“O God of peace, who has taught us that in returning and rest we will be saved, in quietness and in confidence will be our strength: By the might of Your Spirit lift us, we pray, to Your presence, where we may be still and know that You are God; through Jesus Christ our Lord. Amen.”

So, remember, whatever else this day holds, God is our strength, refuge, and salvation. Take a moment or two to be still and rest in him.

A Prayer for the Night

I’m sure I’ve shared this particular prayer from The Book of Common Prayer before, but it’s worth sharing again. I think it helps us give voice to our broken and yet beautiful humanity in the presence of God. It draws our attention to the available presence of Christ in all dimensions of life. It also reminds us, as our own day draws to a close, that there others, many others, in need of the peace and rest of God in various circumstances. I love how when I can’t generate my own spontaneous words of prayer that prayers such as these are available—that through them I can bring my heart, my life, to the throne of grace.
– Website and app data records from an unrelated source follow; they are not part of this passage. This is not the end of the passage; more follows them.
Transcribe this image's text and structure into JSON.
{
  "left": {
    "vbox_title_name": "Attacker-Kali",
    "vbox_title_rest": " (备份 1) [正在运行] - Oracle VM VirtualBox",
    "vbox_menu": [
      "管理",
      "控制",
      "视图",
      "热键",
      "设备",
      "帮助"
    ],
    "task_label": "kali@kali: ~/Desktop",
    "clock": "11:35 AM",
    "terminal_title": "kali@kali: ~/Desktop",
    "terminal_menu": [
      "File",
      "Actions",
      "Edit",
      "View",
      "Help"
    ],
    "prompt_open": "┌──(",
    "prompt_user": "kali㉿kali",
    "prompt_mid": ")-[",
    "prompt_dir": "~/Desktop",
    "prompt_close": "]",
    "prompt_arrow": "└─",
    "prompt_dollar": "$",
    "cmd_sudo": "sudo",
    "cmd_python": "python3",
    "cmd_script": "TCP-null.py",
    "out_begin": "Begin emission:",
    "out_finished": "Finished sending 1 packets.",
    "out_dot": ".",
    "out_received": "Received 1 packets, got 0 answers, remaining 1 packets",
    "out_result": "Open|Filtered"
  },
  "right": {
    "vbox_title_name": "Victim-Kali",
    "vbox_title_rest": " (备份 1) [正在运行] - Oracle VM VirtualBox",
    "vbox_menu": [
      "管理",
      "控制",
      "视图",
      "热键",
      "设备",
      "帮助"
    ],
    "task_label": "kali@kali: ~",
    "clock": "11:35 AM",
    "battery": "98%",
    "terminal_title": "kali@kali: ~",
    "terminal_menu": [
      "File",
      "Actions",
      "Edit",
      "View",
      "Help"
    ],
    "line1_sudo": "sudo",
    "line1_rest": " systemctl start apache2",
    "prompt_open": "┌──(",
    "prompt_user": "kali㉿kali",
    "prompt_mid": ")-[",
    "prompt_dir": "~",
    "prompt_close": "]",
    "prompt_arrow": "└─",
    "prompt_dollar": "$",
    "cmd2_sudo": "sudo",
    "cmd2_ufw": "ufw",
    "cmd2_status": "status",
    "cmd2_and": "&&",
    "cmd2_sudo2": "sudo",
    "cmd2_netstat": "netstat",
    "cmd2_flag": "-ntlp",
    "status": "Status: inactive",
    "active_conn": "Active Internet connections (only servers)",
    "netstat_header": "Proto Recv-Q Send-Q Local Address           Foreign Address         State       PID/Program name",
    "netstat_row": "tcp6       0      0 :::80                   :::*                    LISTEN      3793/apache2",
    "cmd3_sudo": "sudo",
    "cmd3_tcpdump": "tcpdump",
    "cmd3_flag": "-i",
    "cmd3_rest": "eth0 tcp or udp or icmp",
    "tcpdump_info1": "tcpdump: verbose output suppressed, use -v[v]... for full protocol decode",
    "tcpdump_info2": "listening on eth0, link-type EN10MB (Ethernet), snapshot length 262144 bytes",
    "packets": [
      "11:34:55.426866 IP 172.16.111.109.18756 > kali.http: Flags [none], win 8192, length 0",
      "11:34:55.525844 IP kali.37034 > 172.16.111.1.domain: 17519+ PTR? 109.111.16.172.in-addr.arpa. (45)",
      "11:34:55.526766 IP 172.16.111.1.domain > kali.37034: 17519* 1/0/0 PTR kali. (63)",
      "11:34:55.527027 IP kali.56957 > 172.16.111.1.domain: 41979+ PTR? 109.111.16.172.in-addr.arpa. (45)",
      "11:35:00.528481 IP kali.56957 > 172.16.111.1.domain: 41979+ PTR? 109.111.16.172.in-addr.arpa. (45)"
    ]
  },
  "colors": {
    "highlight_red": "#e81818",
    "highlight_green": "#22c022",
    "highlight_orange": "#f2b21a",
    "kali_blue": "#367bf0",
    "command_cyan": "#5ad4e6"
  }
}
May the words of this prayer bless and comfort you.

“Keep watch, dear Lord, with those who work, or watch, or weep this night, and give your angels charge over those who sleep. Tend the sick, Lord Christ; give rest to the weary, bless the dying, soothe the suffering, pity the afflicted, shield the joyous; and all for your love’s sake. Amen.”

Christian author and Anglican priest Tish Harrison Warren recently released a book on this very prayer called Prayer in the Night. While I haven’t read it, I’ve heard her talk about it on a couple of podcasts. She is quite well regarded as a writer.

God Forgives

God’s forgiveness means this: nothing we do can make him love us less or love us more. His forgiveness is not based on who we are but on who he is.

For as high as the heavens are above the earth, so great is his faithful love toward those who fear him. As far as the east is from the west, so far has he removed our transgressions from us. As a father has compassion on his children, so the LORD has compassion on those who fear him. For he knows what we are made of, remembering that we are dust.

Psalm 103:11-14

Here’s a prayer for the assurance of forgiveness from The Book of Common Prayer. As it happens, it’s a prayer God always answers.

“Grant to your faithful people, merciful Lord, pardon and peace; that we may be cleansed from all our sins, and serve you with a quiet mind; through Jesus Christ our Lord. Amen.”